The early xkcd comics ingeniously comments on this sad state of affairs. The smudgy hand drawn-art and the stick figures devoid of any expression cleverly show what little art is left in today's comic strips.

Fig 2

But we all get into trouble when we forget the joke. For example, I used to deliberately mispronounce "Chipotle" as "chä-pōt-əl" to make fun of people who said it like that. Now, I've just gotten into the habit and look like an ass when I say "Guys, let's hit Chä-pōt-əl," without realizing it.

So it is with Randall. These days, his characters aren't so amateurish and unexpressive that they're a form of statement -- they're just poorly drawn. Like today, they've got some expression (what with the pondering in panel one and the gesticulating in panels two and three), but it (1) doesn't add anything to the comic and (2) weakens the satire. I could point out the weaknesses with this xkcd strip by replacing the characters with early-xkcd characters.

Fig 3

And when you produce the thing you used to satire, it's time for a little soul-searching.



I don't agree with everything he wrote, but it's still interesting. I'll have a post later tonight about the actual text and joke of the comic.

If you are interested in writing something for this blog, shoot me an e-mail -


  1. But wait, the main speaker reads things off a monitor -- and sits in a chair! He'd fit right in at my office! His wit would instruct and motivate a fleet of white-collar workers while our programs compile OH GOD DOES HE PROGRAM TOO??

    Spitz did a handsome job. Until Munroe designs some (inevitably controversial) faces, perhaps xkcd should be called a blog from now on, featuring occasional sketches?

  2. I'm no expert on voting software fraud, but I'm not sure Randall's point actually makes any sense whatsoever. I mean, won't electronic voting machines necessarily be hooked up to some kind of system to transmit the votes to some other machine? I don't know. I can't say for sure that it's Randall pretending at expertise in a subject he's actually relatively ignorant about (like with that subprime lending/national debt short story), and of course he DOES know computer science, so... I don't know.

    It still strikes me as kind of a weak analogy that's mostly there for the ostensible "humor."

  3. Ideally, the voting computer would be hooked up *only* to the central server that's tabulating vote totals. And that machine would only be connected to the terminals counting votes. No access from outside. That means A/V software would be pointless. The fact that it's on there means there's a point where the system is visible on an outward facing point. Which means it's vulnerable to attack. The chances of anyone being able to do anything in the narrow window might be slim, but why have that point at all? So, imo, the comic has a valid point. And the analogy kinda works, though it's disturbing on several levels...

  4. @ Mike

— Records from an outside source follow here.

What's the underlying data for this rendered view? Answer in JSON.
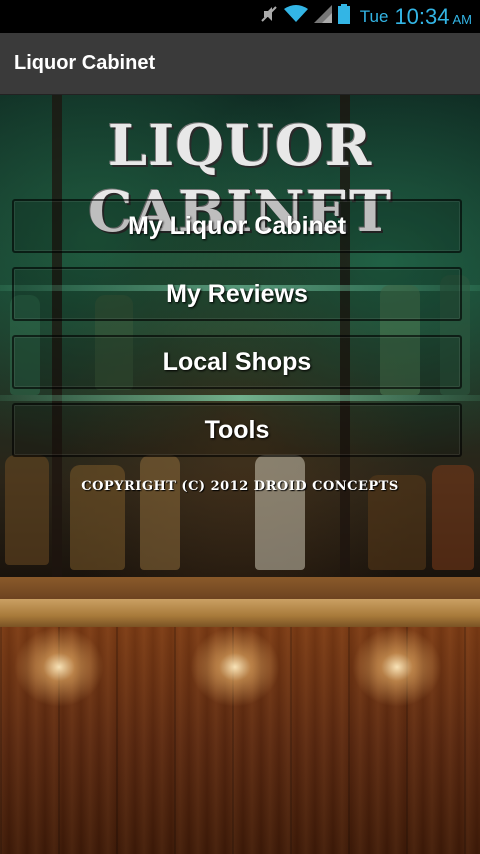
{
  "status_bar": {
    "day": "Tue",
    "time": "10:34",
    "ampm": "AM",
    "icons": [
      "mute-icon",
      "wifi-icon",
      "signal-icon",
      "battery-icon"
    ],
    "accent_color": "#33b5e5"
  },
  "action_bar": {
    "title": "Liquor Cabinet"
  },
  "main": {
    "logo_text": "LIQUOR CABINET",
    "menu": [
      {
        "label": "My Liquor Cabinet"
      },
      {
        "label": "My Reviews"
      },
      {
        "label": "Local Shops"
      },
      {
        "label": "Tools"
      }
    ],
    "copyright": "COPYRIGHT (C) 2012 DROID CONCEPTS"
  }
}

    Further, if a system like this is suseptible to viruses you're doing it very wrong. you shouldn't be using an OS on a voting machine but a straight hardware level software (think video game consoles) that would make viruses next to impossible (it's one closed source program that's the only thing running, you'd be lucky to get a copy of it let alone write a virus). so yah it fits the condom analogy very well. but what the fuck is this post about? all I got out of it is that he doesn't like the art because it's too good.

  5. Personally I think that that particular Pearls Before Swine couldn't have wroked if it had been drawn with excruciating detail. There's supposed to be some ambiguity at first as to what's happening in the second panel.